The German government plans to press Russia to accept independent mediation in any future energy disputes with its neighbors, a move aimed at avoiding further disruptions of oil and gas supplies to western Europe.
Germany, as current holder of the European Union's six-month rotating presidency, wants President Vladimir Putin to accept automatic arbitration in the event of energy disputes escalating, according to German Foreign Minister Frank-Walter Steinmeier. The step may be adopted as part of a „Partnership and Cooperation” accord between the EU and Russia due for renewal this year, he said. „We want to weave a new chapter in the accord addressing long-term energy supplies,” Steinmeier said in an interview in Berlin yesterday.
„If we can achieve it, we may also seek a mediation mechanism for disputes.” The measure is meant to help find a quick resolution to disputes such as those with Ukraine in January 2006 and with Belarus this year, which led Russia to halt westward-bound gas and oil supplies that transit the countries. Chancellor Angela Merkel, who last year praised Russia as a „reliable partner” in energy and other matters, said on January 10 that it was „not acceptable” that Russia hadn't consulted the EU about the shutoff.
Merkel will hold talks on energy supplies during a meeting with Putin at the President's Black Sea retreat on January 21, Steinmeier said. Putin last year rejected a proposed energy chapter in the revamped accord. Putin has so far parried EU pressure to sign his country up to new international energy arrangements, citing the adequacy of bilateral contracts.

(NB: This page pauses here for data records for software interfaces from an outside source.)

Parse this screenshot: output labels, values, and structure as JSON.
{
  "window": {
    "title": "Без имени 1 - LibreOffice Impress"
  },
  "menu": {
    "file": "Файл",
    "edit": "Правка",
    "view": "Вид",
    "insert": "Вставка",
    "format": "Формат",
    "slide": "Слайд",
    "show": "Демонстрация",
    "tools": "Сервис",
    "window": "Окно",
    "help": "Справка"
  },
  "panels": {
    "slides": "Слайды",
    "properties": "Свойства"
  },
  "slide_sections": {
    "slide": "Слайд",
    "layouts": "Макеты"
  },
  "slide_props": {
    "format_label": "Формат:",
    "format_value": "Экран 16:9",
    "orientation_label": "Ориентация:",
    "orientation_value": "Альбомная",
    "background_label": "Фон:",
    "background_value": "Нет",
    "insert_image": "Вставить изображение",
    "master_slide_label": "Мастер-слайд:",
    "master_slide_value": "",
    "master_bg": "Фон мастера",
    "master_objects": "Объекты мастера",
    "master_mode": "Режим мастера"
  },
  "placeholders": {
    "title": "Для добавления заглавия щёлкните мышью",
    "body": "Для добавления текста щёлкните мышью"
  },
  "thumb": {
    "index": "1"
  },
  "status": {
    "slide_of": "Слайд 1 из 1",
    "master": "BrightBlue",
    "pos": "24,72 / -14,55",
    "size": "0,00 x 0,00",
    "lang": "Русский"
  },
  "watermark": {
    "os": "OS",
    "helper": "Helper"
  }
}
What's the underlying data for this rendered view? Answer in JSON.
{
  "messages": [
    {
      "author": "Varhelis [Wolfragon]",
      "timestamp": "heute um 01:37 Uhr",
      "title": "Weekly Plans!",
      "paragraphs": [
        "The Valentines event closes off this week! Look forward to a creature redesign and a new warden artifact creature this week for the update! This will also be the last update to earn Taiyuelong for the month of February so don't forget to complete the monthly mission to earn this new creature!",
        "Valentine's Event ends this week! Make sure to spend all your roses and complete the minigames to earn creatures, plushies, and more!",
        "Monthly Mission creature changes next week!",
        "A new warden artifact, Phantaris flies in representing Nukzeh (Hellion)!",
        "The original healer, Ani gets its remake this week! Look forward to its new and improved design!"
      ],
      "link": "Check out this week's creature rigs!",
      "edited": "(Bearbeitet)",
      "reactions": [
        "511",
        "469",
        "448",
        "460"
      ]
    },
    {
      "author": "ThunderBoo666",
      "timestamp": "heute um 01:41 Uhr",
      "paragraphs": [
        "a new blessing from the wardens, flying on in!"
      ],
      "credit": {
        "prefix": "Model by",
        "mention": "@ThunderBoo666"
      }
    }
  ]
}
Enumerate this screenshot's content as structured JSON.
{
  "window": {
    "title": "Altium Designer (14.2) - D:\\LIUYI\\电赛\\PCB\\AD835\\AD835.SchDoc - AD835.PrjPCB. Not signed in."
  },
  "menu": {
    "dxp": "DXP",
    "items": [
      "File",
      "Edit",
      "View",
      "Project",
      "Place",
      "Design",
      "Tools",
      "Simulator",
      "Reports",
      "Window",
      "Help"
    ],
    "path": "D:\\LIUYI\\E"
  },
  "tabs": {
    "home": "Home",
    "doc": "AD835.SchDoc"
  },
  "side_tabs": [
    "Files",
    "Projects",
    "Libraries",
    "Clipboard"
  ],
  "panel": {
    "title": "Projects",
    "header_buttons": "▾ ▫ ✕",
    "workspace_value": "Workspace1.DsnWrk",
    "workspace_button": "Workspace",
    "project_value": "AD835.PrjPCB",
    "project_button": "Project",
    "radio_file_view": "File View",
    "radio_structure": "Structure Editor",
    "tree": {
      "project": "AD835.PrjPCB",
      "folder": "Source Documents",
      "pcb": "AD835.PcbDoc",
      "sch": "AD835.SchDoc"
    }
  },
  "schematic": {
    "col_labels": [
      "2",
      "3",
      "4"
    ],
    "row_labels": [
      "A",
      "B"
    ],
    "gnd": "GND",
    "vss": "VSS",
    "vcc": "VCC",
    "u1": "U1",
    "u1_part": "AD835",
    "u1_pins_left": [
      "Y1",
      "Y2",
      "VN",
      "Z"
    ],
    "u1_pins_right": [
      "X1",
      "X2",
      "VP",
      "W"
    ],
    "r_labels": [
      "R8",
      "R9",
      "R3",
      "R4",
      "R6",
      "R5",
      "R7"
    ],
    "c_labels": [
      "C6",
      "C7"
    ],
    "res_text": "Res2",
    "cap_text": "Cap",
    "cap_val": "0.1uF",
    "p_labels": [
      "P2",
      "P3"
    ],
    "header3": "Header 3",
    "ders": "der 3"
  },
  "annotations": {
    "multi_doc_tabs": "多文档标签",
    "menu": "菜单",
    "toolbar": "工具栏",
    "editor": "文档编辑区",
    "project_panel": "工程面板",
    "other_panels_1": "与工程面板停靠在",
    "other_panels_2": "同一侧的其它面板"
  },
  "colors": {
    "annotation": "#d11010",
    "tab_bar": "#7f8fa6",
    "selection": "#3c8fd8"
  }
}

Changing his mind may prove difficult as the president shows new vigor in expanding rather than limiting the role of oil and gas in foreign policy, analysts have said. (Bloomberg)